Mayor Lianne Dalziel has taken steps to ensure that the protections included in the proposed Housing and Business Choice Plan Change for tree canopy cover are not lost.
Earlier this week the Council decided it would not notify the Plan Change because it does not support the one-size fits all approach to housing intensification enabled by the Government-directed Medium Density Residential Standards.
There were provisions though in the Plan Change that would have ensured that new housing development did not come at the expense of the city’s tree canopy.
As part of the Proposed Housing and Business Choice Plan, the Council planned to start charging developers of residential sites Financial Contributions if their developments left a site with less than 20 per cent tree canopy cover.
Developers can retain or plant trees or they can pay the financial contributions. Money raised through the Financial Contributions would have been used by the Council to plant trees on publicly-owned land around the city.
Today, the Mayor put forward a resolution seeking the Council’s support for having the tree protection provisions incorporated into whatever plan change gets notified following the Council’s discussions with central Government.

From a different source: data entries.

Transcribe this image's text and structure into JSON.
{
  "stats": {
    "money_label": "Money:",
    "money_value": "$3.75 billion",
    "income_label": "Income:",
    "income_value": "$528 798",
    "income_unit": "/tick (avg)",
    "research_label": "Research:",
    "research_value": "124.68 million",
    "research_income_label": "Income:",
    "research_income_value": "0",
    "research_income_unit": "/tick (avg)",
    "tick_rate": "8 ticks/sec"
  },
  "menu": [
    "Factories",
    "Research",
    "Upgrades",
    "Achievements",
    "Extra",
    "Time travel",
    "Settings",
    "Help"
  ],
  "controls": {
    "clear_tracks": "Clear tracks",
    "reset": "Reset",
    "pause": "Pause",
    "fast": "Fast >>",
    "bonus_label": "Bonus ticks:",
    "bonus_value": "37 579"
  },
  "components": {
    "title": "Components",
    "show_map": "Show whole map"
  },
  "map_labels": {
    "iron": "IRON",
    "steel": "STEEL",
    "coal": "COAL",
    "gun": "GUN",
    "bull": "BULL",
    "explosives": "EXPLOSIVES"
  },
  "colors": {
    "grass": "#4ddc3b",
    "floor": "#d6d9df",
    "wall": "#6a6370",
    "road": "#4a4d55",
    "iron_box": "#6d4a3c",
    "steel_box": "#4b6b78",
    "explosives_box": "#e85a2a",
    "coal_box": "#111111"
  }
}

If it is not possible to incorporate the provisions into the plan change, the Mayor suggested the Council should pursue a stand-alone plan change.

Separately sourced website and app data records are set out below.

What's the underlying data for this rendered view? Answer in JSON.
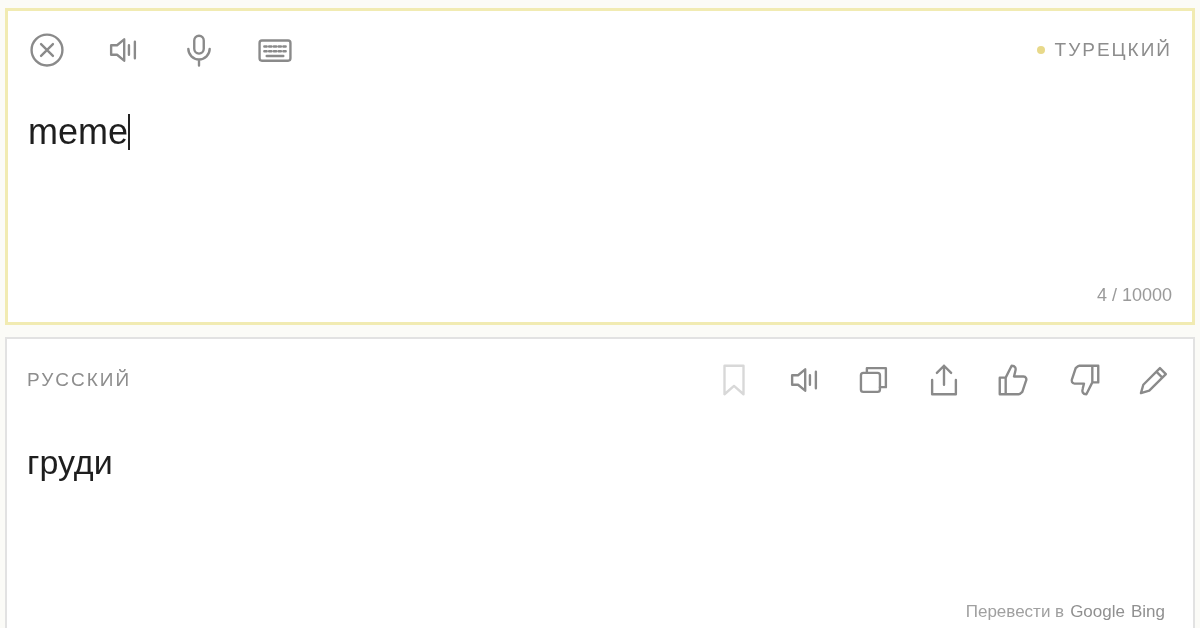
{
  "source": {
    "tools": [
      {
        "kind": "clear"
      },
      {
        "kind": "speak"
      },
      {
        "kind": "mic"
      },
      {
        "kind": "keyboard"
      }
    ],
    "language": {
      "label": "ТУРЕЦКИЙ",
      "color": "#e8d98a"
    },
    "text": "meme",
    "counter": "4 / 10000"
  },
  "target": {
    "language": "РУССКИЙ",
    "actions": [
      {
        "kind": "bookmark",
        "disabled": true
      },
      {
        "kind": "speak",
        "disabled": false
      },
      {
        "kind": "copy",
        "disabled": false
      },
      {
        "kind": "share",
        "disabled": false
      },
      {
        "kind": "like",
        "disabled": false
      },
      {
        "kind": "dislike",
        "disabled": false
      },
      {
        "kind": "edit",
        "disabled": false
      }
    ],
    "text": "груди",
    "footer": {
      "prefix": "Перевести в",
      "links": [
        "Google",
        "Bing"
      ]
    }
  }
}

The Council voted in support of both measures.
“Trees are very important to the identify of Christchurch as a the Garden City so we are looking at both regulatory and non-regulatory actions that we can take to achieve a sustainable increase of tree canopy cover across the city,’’ says Mayor Dalziel.
“One of the regulatory actions we can take is through making changes to our District Plan; we should not forego that simply because we disagree with some of the direction we are being given about how much housing intensification we should permit in our city. We need to protect our trees.’’